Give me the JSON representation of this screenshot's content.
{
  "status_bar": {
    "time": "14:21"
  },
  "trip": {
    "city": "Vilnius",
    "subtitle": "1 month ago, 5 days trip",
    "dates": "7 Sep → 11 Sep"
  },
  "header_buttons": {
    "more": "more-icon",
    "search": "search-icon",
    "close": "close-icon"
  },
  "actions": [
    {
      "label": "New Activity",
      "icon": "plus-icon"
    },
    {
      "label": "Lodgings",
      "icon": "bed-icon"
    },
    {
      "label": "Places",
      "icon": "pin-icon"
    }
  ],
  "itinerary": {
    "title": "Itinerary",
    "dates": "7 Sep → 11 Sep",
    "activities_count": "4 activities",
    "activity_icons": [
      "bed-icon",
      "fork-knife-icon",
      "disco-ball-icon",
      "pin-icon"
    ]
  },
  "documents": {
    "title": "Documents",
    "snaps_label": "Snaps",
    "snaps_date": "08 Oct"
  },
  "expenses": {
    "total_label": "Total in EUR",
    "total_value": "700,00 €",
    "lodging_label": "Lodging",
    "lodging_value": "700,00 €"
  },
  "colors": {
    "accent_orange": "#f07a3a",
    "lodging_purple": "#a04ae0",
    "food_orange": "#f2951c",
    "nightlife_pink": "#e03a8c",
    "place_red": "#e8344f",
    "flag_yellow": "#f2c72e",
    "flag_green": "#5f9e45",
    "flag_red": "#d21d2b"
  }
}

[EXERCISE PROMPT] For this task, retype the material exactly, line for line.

[RESULT FOR THIS EXERCISE]
Give me the JSON representation of this screenshot's content.
{
  "status_bar": {
    "time": "14:21"
  },
  "trip": {
    "city": "Vilnius",
    "subtitle": "1 month ago, 5 days trip",
    "dates": "7 Sep → 11 Sep"
  },
  "header_buttons": {
    "more": "more-icon",
    "search": "search-icon",
    "close": "close-icon"
  },
  "actions": [
    {
      "label": "New Activity",
      "icon": "plus-icon"
    },
    {
      "label": "Lodgings",
      "icon": "bed-icon"
    },
    {
      "label": "Places",
      "icon": "pin-icon"
    }
  ],
  "itinerary": {
    "title": "Itinerary",
    "dates": "7 Sep → 11 Sep",
    "activities_count": "4 activities",
    "activity_icons": [
      "bed-icon",
      "fork-knife-icon",
      "disco-ball-icon",
      "pin-icon"
    ]
  },
  "documents": {
    "title": "Documents",
    "snaps_label": "Snaps",
    "snaps_date": "08 Oct"
  },
  "expenses": {
    "total_label": "Total in EUR",
    "total_value": "700,00 €",
    "lodging_label": "Lodging",
    "lodging_value": "700,00 €"
  },
  "colors": {
    "accent_orange": "#f07a3a",
    "lodging_purple": "#a04ae0",
    "food_orange": "#f2951c",
    "nightlife_pink": "#e03a8c",
    "place_red": "#e8344f",
    "flag_yellow": "#f2c72e",
    "flag_green": "#5f9e45",
    "flag_red": "#d21d2b"
  }
}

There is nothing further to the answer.